“I can’t recall a time in my 28 years of policing when law enforcement was so challenged — by COVID and also by social justice,” Solinsky said.
There was a perception in parts of the community that there was unfair treatment by the police, particularly when others acted aggressively to local protesters and also when a large rally massed in town in support of then-President Donald Trump.
“There is an outside investigation and we welcome it,” he said. “We are trying to have better communication and training. We’re looking at this from a holistic perspective.”
Communication with various segments of the community has to be improved, and the pandemic did not help the situation, he added.

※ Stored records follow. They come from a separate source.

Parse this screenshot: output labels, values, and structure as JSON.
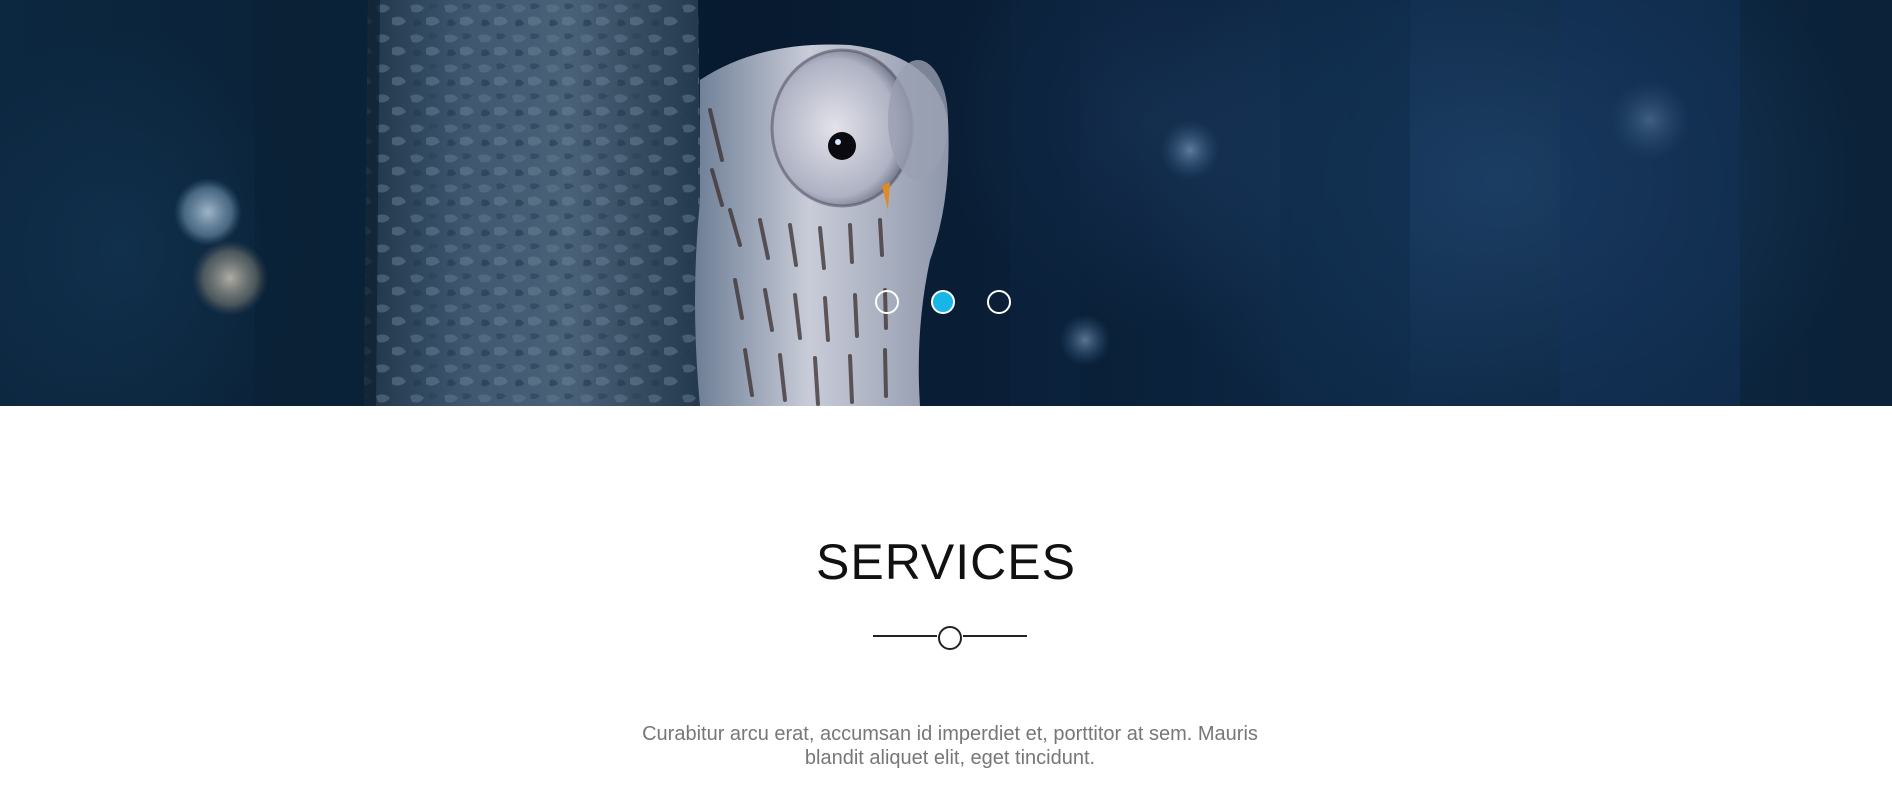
{
  "hero": {
    "image_icon": "owl-photo",
    "slides": [
      {
        "label": "Slide 1",
        "active": false
      },
      {
        "label": "Slide 2",
        "active": true
      },
      {
        "label": "Slide 3",
        "active": false
      }
    ],
    "accent_color": "#18b6e6"
  },
  "services": {
    "title": "SERVICES",
    "description": "Curabitur arcu erat, accumsan id imperdiet et, porttitor at sem. Mauris blandit aliquet elit, eget tincidunt."
  }
}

“Groups weren’t talking — including the police,” Solinsky said. “If we had gotten feedback, we might have done better.”
“When should we start sending the children back to school?” was a question repeatedly asked by parents and school officials.

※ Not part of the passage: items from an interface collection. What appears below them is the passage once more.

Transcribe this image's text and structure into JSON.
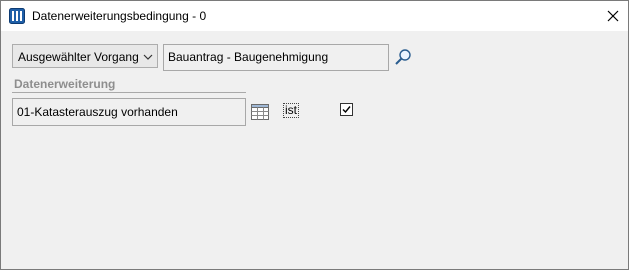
{
  "window": {
    "title": "Datenerweiterungsbedingung - 0"
  },
  "form": {
    "scope_select": {
      "selected": "Ausgewählter Vorgang"
    },
    "vorgang_field": {
      "value": "Bauantrag - Baugenehmigung"
    },
    "group": {
      "label": "Datenerweiterung"
    },
    "datenerweiterung_field": {
      "value": "01-Katasterauszug vorhanden"
    },
    "operator_label": "ist",
    "condition_checkbox": {
      "checked": true
    }
  },
  "icons": {
    "app": "app-icon",
    "close": "close-icon",
    "dropdown": "chevron-down-icon",
    "search": "search-icon",
    "table": "table-icon",
    "check": "checkmark-icon"
  }
}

It was a difficult conversation, school leaders said, and required a lot of planning both on local, county and state levels.
However, it appears that day has finally arrived for elementary school students, and planning is now underway for getting middle and high school students back into the classroom.
“While some students initially thrived during distance learning, over time we saw that for many, remote learning is not the best long-term strategy,” Yantz said. “SPUSD staff and teachers have worked extraordinarily hard to offer a learning environment that is intellectually stimulating.
“Now,” he added, “it’s time for us to layer back the in-person experiences that are so critical to educating the whole child.”
The in-person facility of the South Pasadena Public Library may be closed, but the spirit continues in many new forms. There’s online story time, more use of audio and online materials, and books reserved and checked out at the front door.
“I think the pandemic introduced new users to our online resources and that they will continue to use them post-pandemic, now that they have come to know and appreciate them,” said librarian Cathy Billings. “Digital books continue to grow in popularity so we will continue to grow our … collection of e-books and audio books.”
But how will the library be used once people return in person?
“Well, that is the million dollar question, isn’t it?” Billings said. “As with so many aspects of the pandemic, no one knows for sure what to expect, but I have heard from other libraries around the state where in-person services are being offered that the customers are cautious and still very glad to have ‘curbside’ or takeout service options.”
The mayor, meanwhile, said that it is too early to predict what the future holds for the economic growth of South Pasadena.
“It will be interesting to see the extent to which our residents continue to work at least part-time at home,” Mahmud said. “I remember one economic development consultant saying that we needed more people in town during the day to improve the financial opportunities for our businesses. Now with the planned construction of almost 200 units, plus people working from home, maybe we’ll have that.”